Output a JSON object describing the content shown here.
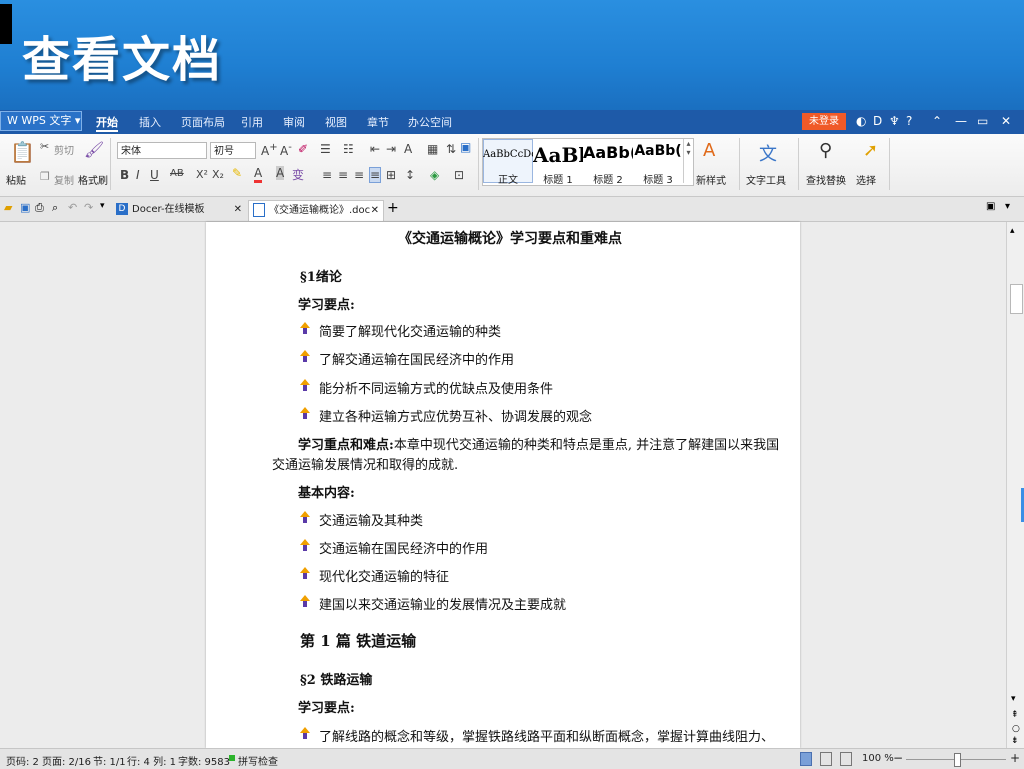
{
  "banner": {
    "title": "查看文档"
  },
  "app": {
    "logo": "W WPS 文字 ▾"
  },
  "menu": {
    "tabs": [
      "开始",
      "插入",
      "页面布局",
      "引用",
      "审阅",
      "视图",
      "章节",
      "办公空间"
    ],
    "login": "未登录",
    "right_icons": [
      "◐",
      "D",
      "♆",
      "?",
      "⌃",
      "—",
      "▭",
      "✕"
    ]
  },
  "ribbon": {
    "paste": "粘贴",
    "cut": "剪切",
    "copy": "复制",
    "format_painter": "格式刷",
    "font_name": "宋体",
    "font_size": "初号",
    "styles": [
      {
        "preview": "AaBbCcDd",
        "name": "正文"
      },
      {
        "preview": "AaBl",
        "name": "标题 1"
      },
      {
        "preview": "AaBb(",
        "name": "标题 2"
      },
      {
        "preview": "AaBb(",
        "name": "标题 3"
      }
    ],
    "new_style": "新样式",
    "text_tools": "文字工具",
    "find_replace": "查找替换",
    "select": "选择"
  },
  "tabbar": {
    "tabs": [
      {
        "label": "Docer-在线模板"
      },
      {
        "label": "《交通运输概论》.doc"
      }
    ],
    "new_tab": "+"
  },
  "document": {
    "title": "《交通运输概论》学习要点和重难点",
    "sec1_heading": "§1绪论",
    "sec1_points_label": "学习要点:",
    "sec1_points": [
      "简要了解现代化交通运输的种类",
      "了解交通运输在国民经济中的作用",
      "能分析不同运输方式的优缺点及使用条件",
      "建立各种运输方式应优势互补、协调发展的观念"
    ],
    "key_label": "学习重点和难点:",
    "key_text_1": "本章中现代交通运输的种类和特点是重点, 并注意了解建国以来我国",
    "key_text_2": "交通运输发展情况和取得的成就.",
    "basic_label": "基本内容:",
    "basic_points": [
      "交通运输及其种类",
      "交通运输在国民经济中的作用",
      "现代化交通运输的特征",
      "建国以来交通运输业的发展情况及主要成就"
    ],
    "part1": "第 1 篇    铁道运输",
    "sec2_heading": "§2 铁路运输",
    "sec2_points_label": "学习要点:",
    "sec2_point_1": "了解线路的概念和等级，掌握铁路线路平面和纵断面概念，掌握计算曲线阻力、"
  },
  "status": {
    "page_no": "页码: 2",
    "pages": "页面: 2/16",
    "section": "节: 1/1",
    "row_col": "行: 4  列: 1",
    "word_count": "字数: 9583",
    "spell_check": "拼写检查",
    "zoom": "100 %"
  },
  "colors": {
    "banner": "#1f7fd2",
    "menubar": "#1e5aa8",
    "login": "#f05a28"
  }
}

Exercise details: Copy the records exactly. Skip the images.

Result:
Output a JSON object describing the content shown here.
{
  "banner": {
    "title": "查看文档"
  },
  "app": {
    "logo": "W WPS 文字 ▾"
  },
  "menu": {
    "tabs": [
      "开始",
      "插入",
      "页面布局",
      "引用",
      "审阅",
      "视图",
      "章节",
      "办公空间"
    ],
    "login": "未登录",
    "right_icons": [
      "◐",
      "D",
      "♆",
      "?",
      "⌃",
      "—",
      "▭",
      "✕"
    ]
  },
  "ribbon": {
    "paste": "粘贴",
    "cut": "剪切",
    "copy": "复制",
    "format_painter": "格式刷",
    "font_name": "宋体",
    "font_size": "初号",
    "styles": [
      {
        "preview": "AaBbCcDd",
        "name": "正文"
      },
      {
        "preview": "AaBl",
        "name": "标题 1"
      },
      {
        "preview": "AaBb(",
        "name": "标题 2"
      },
      {
        "preview": "AaBb(",
        "name": "标题 3"
      }
    ],
    "new_style": "新样式",
    "text_tools": "文字工具",
    "find_replace": "查找替换",
    "select": "选择"
  },
  "tabbar": {
    "tabs": [
      {
        "label": "Docer-在线模板"
      },
      {
        "label": "《交通运输概论》.doc"
      }
    ],
    "new_tab": "+"
  },
  "document": {
    "title": "《交通运输概论》学习要点和重难点",
    "sec1_heading": "§1绪论",
    "sec1_points_label": "学习要点:",
    "sec1_points": [
      "简要了解现代化交通运输的种类",
      "了解交通运输在国民经济中的作用",
      "能分析不同运输方式的优缺点及使用条件",
      "建立各种运输方式应优势互补、协调发展的观念"
    ],
    "key_label": "学习重点和难点:",
    "key_text_1": "本章中现代交通运输的种类和特点是重点, 并注意了解建国以来我国",
    "key_text_2": "交通运输发展情况和取得的成就.",
    "basic_label": "基本内容:",
    "basic_points": [
      "交通运输及其种类",
      "交通运输在国民经济中的作用",
      "现代化交通运输的特征",
      "建国以来交通运输业的发展情况及主要成就"
    ],
    "part1": "第 1 篇    铁道运输",
    "sec2_heading": "§2 铁路运输",
    "sec2_points_label": "学习要点:",
    "sec2_point_1": "了解线路的概念和等级，掌握铁路线路平面和纵断面概念，掌握计算曲线阻力、"
  },
  "status": {
    "page_no": "页码: 2",
    "pages": "页面: 2/16",
    "section": "节: 1/1",
    "row_col": "行: 4  列: 1",
    "word_count": "字数: 9583",
    "spell_check": "拼写检查",
    "zoom": "100 %"
  },
  "colors": {
    "banner": "#1f7fd2",
    "menubar": "#1e5aa8",
    "login": "#f05a28"
  }
}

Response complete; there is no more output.